PROMPT: Return each entry below word for word, leaving out any image.

Component data from apps and pages
....
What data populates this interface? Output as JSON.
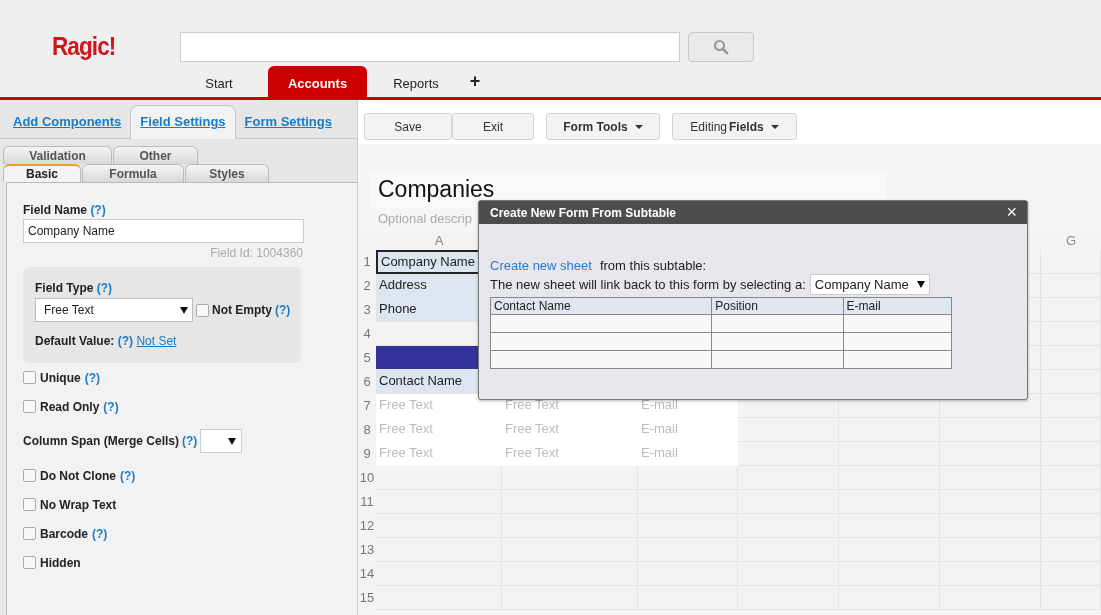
{
  "logo": "Ragic!",
  "tabs": [
    {
      "label": "Start",
      "kind": "text",
      "selected": false
    },
    {
      "label": "Accounts",
      "kind": "text",
      "selected": true
    },
    {
      "label": "Reports",
      "kind": "text",
      "selected": false
    },
    {
      "label": "+",
      "kind": "add",
      "selected": false
    }
  ],
  "panel_tabs": [
    {
      "label": "Add Components",
      "selected": false
    },
    {
      "label": "Field Settings",
      "selected": true
    },
    {
      "label": "Form Settings",
      "selected": false
    }
  ],
  "sub_tabs_back": [
    {
      "label": "Validation",
      "selected": false
    },
    {
      "label": "Other",
      "selected": false
    }
  ],
  "sub_tabs_front": [
    {
      "label": "Basic",
      "selected": true
    },
    {
      "label": "Formula",
      "selected": false
    },
    {
      "label": "Styles",
      "selected": false
    }
  ],
  "field_name": {
    "label": "Field Name",
    "help": "(?)",
    "value": "Company Name",
    "field_id": "Field Id: 1004360"
  },
  "field_type": {
    "label": "Field Type",
    "help": "(?)",
    "value": "Free Text",
    "not_empty": {
      "label": "Not Empty",
      "help": "(?)",
      "checked": false
    },
    "default_label": "Default Value:",
    "default_help": "(?)",
    "default_link": "Not Set"
  },
  "options": [
    {
      "kind": "checkbox",
      "label": "Unique",
      "help": "(?)",
      "checked": false
    },
    {
      "kind": "checkbox",
      "label": "Read Only",
      "help": "(?)",
      "checked": false
    },
    {
      "kind": "select",
      "label": "Column Span (Merge Cells)",
      "help": "(?)"
    },
    {
      "kind": "checkbox",
      "label": "Do Not Clone",
      "help": "(?)",
      "checked": false
    },
    {
      "kind": "checkbox",
      "label": "No Wrap Text",
      "checked": false
    },
    {
      "kind": "checkbox",
      "label": "Barcode",
      "help": "(?)",
      "checked": false
    },
    {
      "kind": "checkbox",
      "label": "Hidden",
      "checked": false
    }
  ],
  "toolbar": [
    {
      "label": "Save",
      "kind": "plain"
    },
    {
      "label": "Exit",
      "kind": "plain"
    },
    {
      "label": "Form Tools",
      "kind": "menu"
    },
    {
      "label": "Editing ",
      "bold": "Fields",
      "kind": "menu"
    }
  ],
  "sheet": {
    "title": "Companies",
    "description": "Optional descrip",
    "column_a_header": "A",
    "column_g_header": "G",
    "rows": [
      {
        "number": "1",
        "kind": "field",
        "cells": [
          "Company Name"
        ],
        "selected": true
      },
      {
        "number": "2",
        "kind": "field",
        "cells": [
          "Address"
        ],
        "selected": false
      },
      {
        "number": "3",
        "kind": "field",
        "cells": [
          "Phone"
        ],
        "selected": false
      },
      {
        "number": "4",
        "kind": "blank",
        "cells": [],
        "selected": false
      },
      {
        "number": "5",
        "kind": "band",
        "cells": [],
        "selected": false
      },
      {
        "number": "6",
        "kind": "field",
        "cells": [
          "Contact Name"
        ],
        "selected": false
      },
      {
        "number": "7",
        "kind": "entry",
        "cells": [
          "Free Text",
          "Free Text",
          "E-mail"
        ],
        "selected": false
      },
      {
        "number": "8",
        "kind": "entry",
        "cells": [
          "Free Text",
          "Free Text",
          "E-mail"
        ],
        "selected": false
      },
      {
        "number": "9",
        "kind": "entry",
        "cells": [
          "Free Text",
          "Free Text",
          "E-mail"
        ],
        "selected": false
      },
      {
        "number": "10",
        "kind": "blank",
        "cells": [],
        "selected": false
      },
      {
        "number": "11",
        "kind": "blank",
        "cells": [],
        "selected": false
      },
      {
        "number": "12",
        "kind": "blank",
        "cells": [],
        "selected": false
      },
      {
        "number": "13",
        "kind": "blank",
        "cells": [],
        "selected": false
      },
      {
        "number": "14",
        "kind": "blank",
        "cells": [],
        "selected": false
      },
      {
        "number": "15",
        "kind": "blank",
        "cells": [],
        "selected": false
      }
    ]
  },
  "dialog": {
    "title": "Create New Form From Subtable",
    "close": "×",
    "link": "Create new sheet",
    "link_rest": "from this subtable:",
    "prompt": "The new sheet will link back to this form by selecting a:",
    "select": "Company Name",
    "columns": [
      "Contact Name",
      "Position",
      "E-mail"
    ]
  }
}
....
SOLVED PROBLEM:
What data populates this interface? Output as JSON.
{
  "logo": "Ragic!",
  "tabs": [
    {
      "label": "Start",
      "kind": "text",
      "selected": false
    },
    {
      "label": "Accounts",
      "kind": "text",
      "selected": true
    },
    {
      "label": "Reports",
      "kind": "text",
      "selected": false
    },
    {
      "label": "+",
      "kind": "add",
      "selected": false
    }
  ],
  "panel_tabs": [
    {
      "label": "Add Components",
      "selected": false
    },
    {
      "label": "Field Settings",
      "selected": true
    },
    {
      "label": "Form Settings",
      "selected": false
    }
  ],
  "sub_tabs_back": [
    {
      "label": "Validation",
      "selected": false
    },
    {
      "label": "Other",
      "selected": false
    }
  ],
  "sub_tabs_front": [
    {
      "label": "Basic",
      "selected": true
    },
    {
      "label": "Formula",
      "selected": false
    },
    {
      "label": "Styles",
      "selected": false
    }
  ],
  "field_name": {
    "label": "Field Name",
    "help": "(?)",
    "value": "Company Name",
    "field_id": "Field Id: 1004360"
  },
  "field_type": {
    "label": "Field Type",
    "help": "(?)",
    "value": "Free Text",
    "not_empty": {
      "label": "Not Empty",
      "help": "(?)",
      "checked": false
    },
    "default_label": "Default Value:",
    "default_help": "(?)",
    "default_link": "Not Set"
  },
  "options": [
    {
      "kind": "checkbox",
      "label": "Unique",
      "help": "(?)",
      "checked": false
    },
    {
      "kind": "checkbox",
      "label": "Read Only",
      "help": "(?)",
      "checked": false
    },
    {
      "kind": "select",
      "label": "Column Span (Merge Cells)",
      "help": "(?)"
    },
    {
      "kind": "checkbox",
      "label": "Do Not Clone",
      "help": "(?)",
      "checked": false
    },
    {
      "kind": "checkbox",
      "label": "No Wrap Text",
      "checked": false
    },
    {
      "kind": "checkbox",
      "label": "Barcode",
      "help": "(?)",
      "checked": false
    },
    {
      "kind": "checkbox",
      "label": "Hidden",
      "checked": false
    }
  ],
  "toolbar": [
    {
      "label": "Save",
      "kind": "plain"
    },
    {
      "label": "Exit",
      "kind": "plain"
    },
    {
      "label": "Form Tools",
      "kind": "menu"
    },
    {
      "label": "Editing ",
      "bold": "Fields",
      "kind": "menu"
    }
  ],
  "sheet": {
    "title": "Companies",
    "description": "Optional descrip",
    "column_a_header": "A",
    "column_g_header": "G",
    "rows": [
      {
        "number": "1",
        "kind": "field",
        "cells": [
          "Company Name"
        ],
        "selected": true
      },
      {
        "number": "2",
        "kind": "field",
        "cells": [
          "Address"
        ],
        "selected": false
      },
      {
        "number": "3",
        "kind": "field",
        "cells": [
          "Phone"
        ],
        "selected": false
      },
      {
        "number": "4",
        "kind": "blank",
        "cells": [],
        "selected": false
      },
      {
        "number": "5",
        "kind": "band",
        "cells": [],
        "selected": false
      },
      {
        "number": "6",
        "kind": "field",
        "cells": [
          "Contact Name"
        ],
        "selected": false
      },
      {
        "number": "7",
        "kind": "entry",
        "cells": [
          "Free Text",
          "Free Text",
          "E-mail"
        ],
        "selected": false
      },
      {
        "number": "8",
        "kind": "entry",
        "cells": [
          "Free Text",
          "Free Text",
          "E-mail"
        ],
        "selected": false
      },
      {
        "number": "9",
        "kind": "entry",
        "cells": [
          "Free Text",
          "Free Text",
          "E-mail"
        ],
        "selected": false
      },
      {
        "number": "10",
        "kind": "blank",
        "cells": [],
        "selected": false
      },
      {
        "number": "11",
        "kind": "blank",
        "cells": [],
        "selected": false
      },
      {
        "number": "12",
        "kind": "blank",
        "cells": [],
        "selected": false
      },
      {
        "number": "13",
        "kind": "blank",
        "cells": [],
        "selected": false
      },
      {
        "number": "14",
        "kind": "blank",
        "cells": [],
        "selected": false
      },
      {
        "number": "15",
        "kind": "blank",
        "cells": [],
        "selected": false
      }
    ]
  },
  "dialog": {
    "title": "Create New Form From Subtable",
    "close": "×",
    "link": "Create new sheet",
    "link_rest": "from this subtable:",
    "prompt": "The new sheet will link back to this form by selecting a:",
    "select": "Company Name",
    "columns": [
      "Contact Name",
      "Position",
      "E-mail"
    ]
  }
}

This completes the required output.